A bachelor's degree in accounting is also useful for hedge fund jobs. Accounting graduates learn about financial products and services, and the course will include a heavy focus on tax principles.
Hedge funds are often a great way to add diversification to your portfolio. However, if you're planning on a long-term investment in this area, it's important to ensure that you're managing risk properly.
Hedge fund risk management involves a number of components, including strategy, methodology, and software. It also includes a robust internal and external control structure. Whether you're a manager or investor, it's a good idea to get a grasp of how hedge funds manage risk.

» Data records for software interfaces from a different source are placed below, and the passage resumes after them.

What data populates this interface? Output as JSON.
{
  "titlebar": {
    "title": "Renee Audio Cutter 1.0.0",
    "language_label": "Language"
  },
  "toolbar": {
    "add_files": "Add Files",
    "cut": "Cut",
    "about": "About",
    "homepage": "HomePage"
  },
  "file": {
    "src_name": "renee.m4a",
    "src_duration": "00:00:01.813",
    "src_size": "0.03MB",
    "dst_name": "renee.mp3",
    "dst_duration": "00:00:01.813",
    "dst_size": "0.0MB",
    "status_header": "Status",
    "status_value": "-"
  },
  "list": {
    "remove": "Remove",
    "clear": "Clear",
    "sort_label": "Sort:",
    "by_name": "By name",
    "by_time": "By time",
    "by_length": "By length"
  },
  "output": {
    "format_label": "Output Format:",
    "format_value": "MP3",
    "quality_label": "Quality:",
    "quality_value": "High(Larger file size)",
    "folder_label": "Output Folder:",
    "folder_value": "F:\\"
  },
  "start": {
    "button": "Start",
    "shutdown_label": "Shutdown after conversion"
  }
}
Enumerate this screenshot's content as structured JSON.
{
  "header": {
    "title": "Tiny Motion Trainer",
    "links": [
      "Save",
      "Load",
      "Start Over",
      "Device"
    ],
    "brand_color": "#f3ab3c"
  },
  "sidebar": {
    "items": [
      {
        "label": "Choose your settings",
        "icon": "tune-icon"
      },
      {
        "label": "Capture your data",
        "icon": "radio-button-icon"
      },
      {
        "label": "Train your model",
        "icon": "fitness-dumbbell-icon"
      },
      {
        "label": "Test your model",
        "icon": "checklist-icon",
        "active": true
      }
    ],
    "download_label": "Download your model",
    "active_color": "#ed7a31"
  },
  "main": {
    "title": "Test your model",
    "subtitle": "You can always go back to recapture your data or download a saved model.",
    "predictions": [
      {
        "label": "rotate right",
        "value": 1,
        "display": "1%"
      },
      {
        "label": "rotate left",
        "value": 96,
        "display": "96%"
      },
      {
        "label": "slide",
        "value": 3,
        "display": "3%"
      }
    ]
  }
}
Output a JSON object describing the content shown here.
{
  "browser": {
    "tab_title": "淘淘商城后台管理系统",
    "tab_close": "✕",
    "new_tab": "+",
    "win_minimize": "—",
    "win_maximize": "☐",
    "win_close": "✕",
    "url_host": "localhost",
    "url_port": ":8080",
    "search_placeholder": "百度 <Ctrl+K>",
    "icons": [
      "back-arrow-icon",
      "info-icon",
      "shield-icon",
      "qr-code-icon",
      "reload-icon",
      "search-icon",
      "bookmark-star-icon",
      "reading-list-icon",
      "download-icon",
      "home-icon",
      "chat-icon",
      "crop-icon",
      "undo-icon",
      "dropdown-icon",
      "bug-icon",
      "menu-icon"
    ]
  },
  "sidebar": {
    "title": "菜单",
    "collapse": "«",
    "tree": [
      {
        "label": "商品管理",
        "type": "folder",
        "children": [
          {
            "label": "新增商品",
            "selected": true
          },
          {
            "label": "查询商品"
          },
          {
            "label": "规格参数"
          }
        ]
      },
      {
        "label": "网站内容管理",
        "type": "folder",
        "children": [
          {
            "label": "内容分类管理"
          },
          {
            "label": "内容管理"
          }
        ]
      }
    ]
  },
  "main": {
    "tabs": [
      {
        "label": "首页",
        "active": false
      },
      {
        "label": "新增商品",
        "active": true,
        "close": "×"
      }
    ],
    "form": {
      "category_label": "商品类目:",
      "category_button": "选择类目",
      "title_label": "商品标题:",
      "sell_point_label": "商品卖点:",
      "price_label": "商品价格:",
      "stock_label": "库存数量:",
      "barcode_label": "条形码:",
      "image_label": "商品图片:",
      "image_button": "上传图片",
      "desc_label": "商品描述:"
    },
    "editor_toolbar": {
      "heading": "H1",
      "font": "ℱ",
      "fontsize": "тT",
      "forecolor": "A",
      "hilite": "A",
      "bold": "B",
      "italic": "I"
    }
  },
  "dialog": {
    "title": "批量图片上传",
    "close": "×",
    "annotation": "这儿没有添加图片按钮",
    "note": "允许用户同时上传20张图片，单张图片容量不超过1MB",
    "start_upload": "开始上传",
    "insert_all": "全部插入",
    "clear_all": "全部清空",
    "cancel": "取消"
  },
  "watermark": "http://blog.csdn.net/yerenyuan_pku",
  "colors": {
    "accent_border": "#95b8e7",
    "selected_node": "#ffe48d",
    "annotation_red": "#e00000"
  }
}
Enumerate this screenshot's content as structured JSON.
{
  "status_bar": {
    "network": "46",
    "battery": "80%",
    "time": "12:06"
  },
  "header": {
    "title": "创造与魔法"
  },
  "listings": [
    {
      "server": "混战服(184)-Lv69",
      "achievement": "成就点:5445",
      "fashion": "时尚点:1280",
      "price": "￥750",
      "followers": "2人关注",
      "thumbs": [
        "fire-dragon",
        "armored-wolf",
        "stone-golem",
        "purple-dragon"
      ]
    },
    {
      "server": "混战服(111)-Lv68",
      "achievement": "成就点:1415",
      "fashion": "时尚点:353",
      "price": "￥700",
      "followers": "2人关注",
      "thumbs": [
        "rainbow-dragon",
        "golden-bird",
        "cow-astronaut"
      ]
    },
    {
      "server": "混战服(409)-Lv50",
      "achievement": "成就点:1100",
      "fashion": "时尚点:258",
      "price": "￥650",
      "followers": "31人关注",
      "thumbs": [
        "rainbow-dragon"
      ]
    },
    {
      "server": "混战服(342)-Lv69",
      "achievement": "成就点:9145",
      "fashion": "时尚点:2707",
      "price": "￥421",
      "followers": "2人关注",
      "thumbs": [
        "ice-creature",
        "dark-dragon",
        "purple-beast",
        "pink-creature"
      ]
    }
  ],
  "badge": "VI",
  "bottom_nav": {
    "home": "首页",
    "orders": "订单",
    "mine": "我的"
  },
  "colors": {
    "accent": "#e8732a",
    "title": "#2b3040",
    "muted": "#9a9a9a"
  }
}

The first thing to do is determine what type of risk management strategy you are going to implement. There are two types: active and passive. Active management entails limiting your losses, while passive management aims to minimize your risks. The most effective risk management strategy will include a combination of both. For example, a hedge fund may choose to implement a strategy that utilizes arbitrage. This technique involves taking advantage of other securities' underperformance by investing in them. Aside from the potential to earn extra returns, arbitrage opportunities are a way of reducing overall risk.
Risk management also includes determining the magnitude of your risk. While most investments have a small chance of making or losing money, some have large potential for losses. By identifying and mitigating your risk exposures, you can avoid the financial disasters that can occur with poor risk management.
Another step to take is to implement a formal risk management process. While the process varies by type, the most important element is to establish a written policy. These policies should be reviewed by the board of directors and the fund's general partner.
In addition to a formal policy, you should also implement a risk management system that's easy to use. Some of the best systems include top-level portfolio risk analytics and optimization.
Avoiding short-term ETFs
An ETF is a diversified portfolio of stocks, bonds, or other securities. These can be a powerful asset allocation tool, especially for long-term investors. They provide liquidity and low costs. However, many ETFs do not generate assets to cover their expenses.
When you buy an ETF, the transaction costs include brokerage commissions and bid offer spreads. You must also pay taxes on the gains you make. The rate may vary from fund to fund, depending on the type of ETF.
A number of ETFs provide leveraged exposure. This allows you to invest in the market with a lower risk profile than a typical index fund. Similarly, a hedged ETF can protect you against currency risks.
Some ETFs offer in-built short exposure, providing you with an alternative to rebalancing your portfolio. These funds are structured as grantor trusts. Instead of investing directly in the stocks and bonds of a particular company, these funds invest in futures contracts.
As with any investment, the returns you earn will depend on the condition of the market. In particular, if the stock market continues to fluctuate, you could lose your initial investment. But if the market stabilizes, you can recover your initial investment.
If you are investing for a short time frame, it can be beneficial to avoid short-term ETFs. This is because their performance over longer periods may be different from the underlying index.
An ETF is a popular savings vehicle. Its low cost and wide range of uses make it a viable option. With the recent addition of interest rate and currency-hedged ETFs, there are now more options available.
If you are planning to use an ETF for a hedge fund, it is essential to research the issue thoroughly. Several key benefits of an ETF structure are driving inflows, including transparency, simplicity, and liquidity